◆ **WHAT IS NEEDED**
Copy the records that follow exactly as written, but not their pictures.

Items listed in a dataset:
==================================================

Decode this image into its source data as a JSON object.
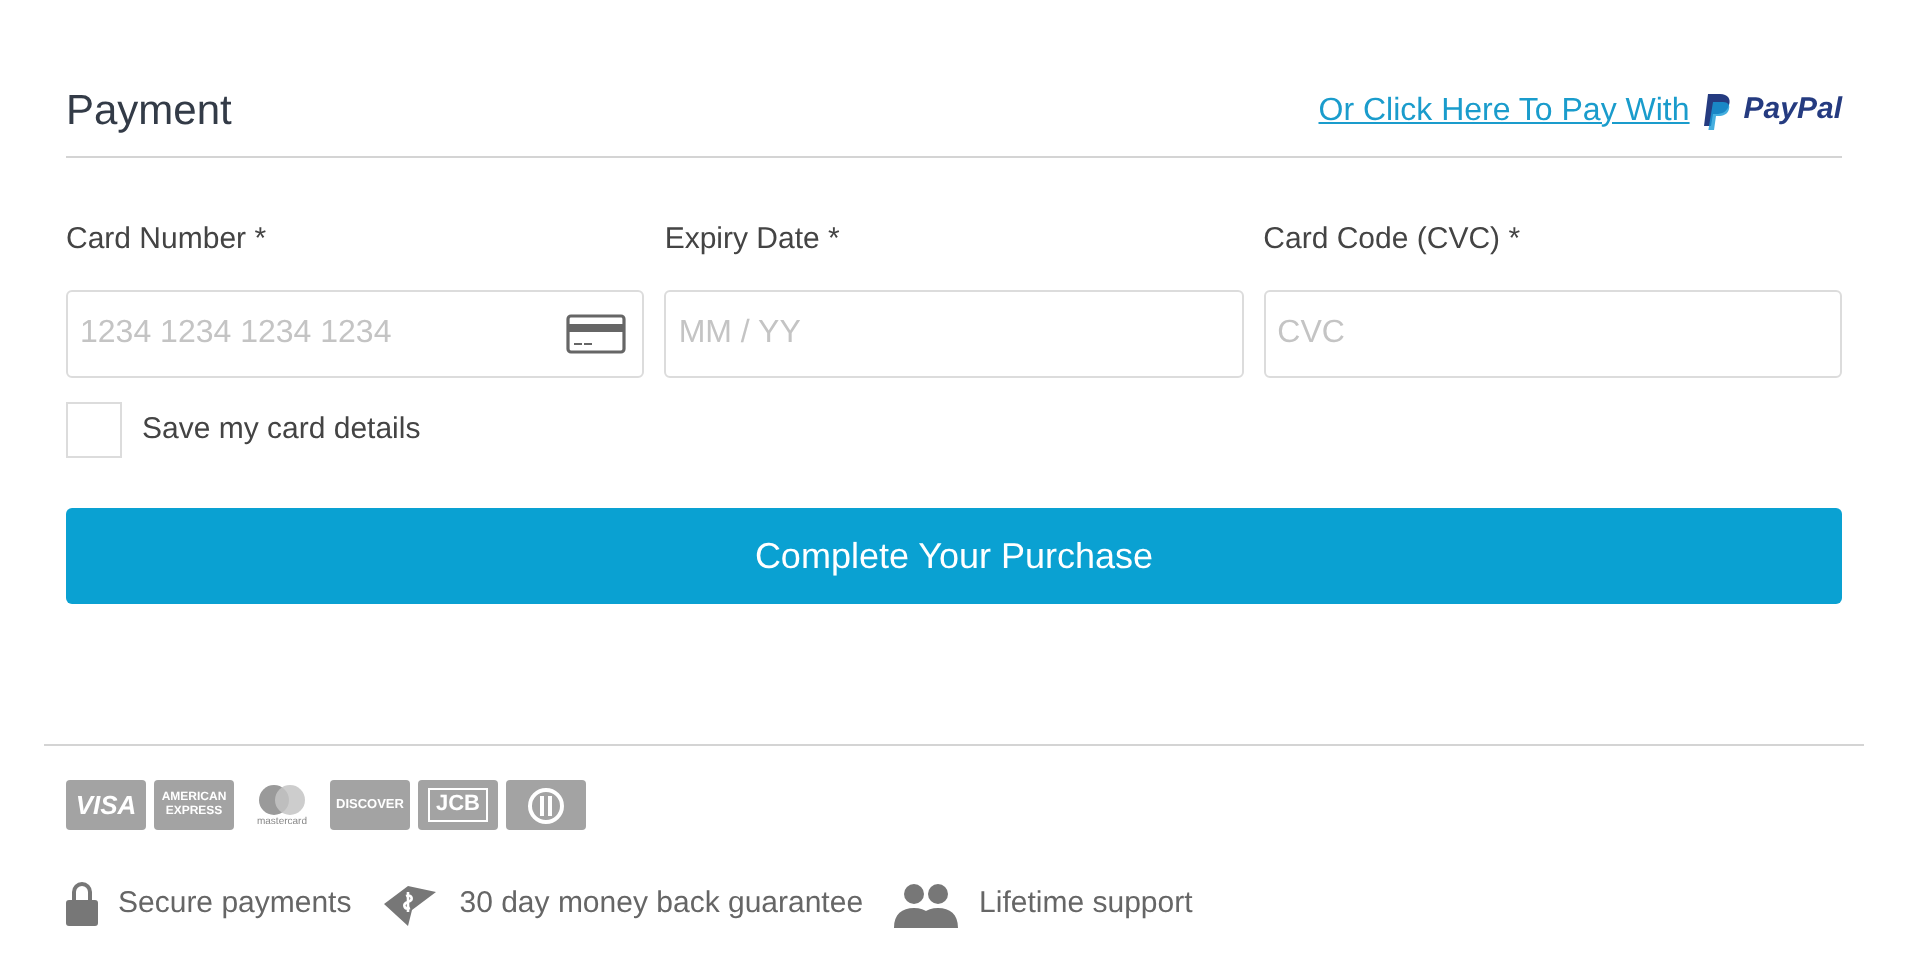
{
  "title": "Payment",
  "paypal_link": {
    "text": "Or Click Here To Pay With",
    "logo_text": "PayPal"
  },
  "fields": [
    {
      "label": "Card Number *",
      "placeholder": "1234 1234 1234 1234",
      "kind": "card"
    },
    {
      "label": "Expiry Date *",
      "placeholder": "MM / YY",
      "kind": "plain"
    },
    {
      "label": "Card Code (CVC) *",
      "placeholder": "CVC",
      "kind": "plain"
    }
  ],
  "save_card": {
    "label": "Save my card details",
    "checked": false
  },
  "submit": "Complete Your Purchase",
  "card_logos": [
    {
      "kind": "visa",
      "text": "VISA"
    },
    {
      "kind": "amex",
      "text": "AMERICAN EXPRESS"
    },
    {
      "kind": "mastercard",
      "text": "mastercard"
    },
    {
      "kind": "discover",
      "text": "DISCOVER"
    },
    {
      "kind": "jcb",
      "text": "JCB"
    },
    {
      "kind": "diners"
    }
  ],
  "features": [
    {
      "kind": "lock",
      "text": "Secure payments"
    },
    {
      "kind": "money",
      "text": "30 day money back guarantee"
    },
    {
      "kind": "people",
      "text": "Lifetime support"
    }
  ]
}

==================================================

◆ **SOLUTION FOR THIS PROBLEM**
Decode this image into its source data as a JSON object.
{
  "title": "Payment",
  "paypal_link": {
    "text": "Or Click Here To Pay With",
    "logo_text": "PayPal"
  },
  "fields": [
    {
      "label": "Card Number *",
      "placeholder": "1234 1234 1234 1234",
      "kind": "card"
    },
    {
      "label": "Expiry Date *",
      "placeholder": "MM / YY",
      "kind": "plain"
    },
    {
      "label": "Card Code (CVC) *",
      "placeholder": "CVC",
      "kind": "plain"
    }
  ],
  "save_card": {
    "label": "Save my card details",
    "checked": false
  },
  "submit": "Complete Your Purchase",
  "card_logos": [
    {
      "kind": "visa",
      "text": "VISA"
    },
    {
      "kind": "amex",
      "text": "AMERICAN EXPRESS"
    },
    {
      "kind": "mastercard",
      "text": "mastercard"
    },
    {
      "kind": "discover",
      "text": "DISCOVER"
    },
    {
      "kind": "jcb",
      "text": "JCB"
    },
    {
      "kind": "diners"
    }
  ],
  "features": [
    {
      "kind": "lock",
      "text": "Secure payments"
    },
    {
      "kind": "money",
      "text": "30 day money back guarantee"
    },
    {
      "kind": "people",
      "text": "Lifetime support"
    }
  ]
}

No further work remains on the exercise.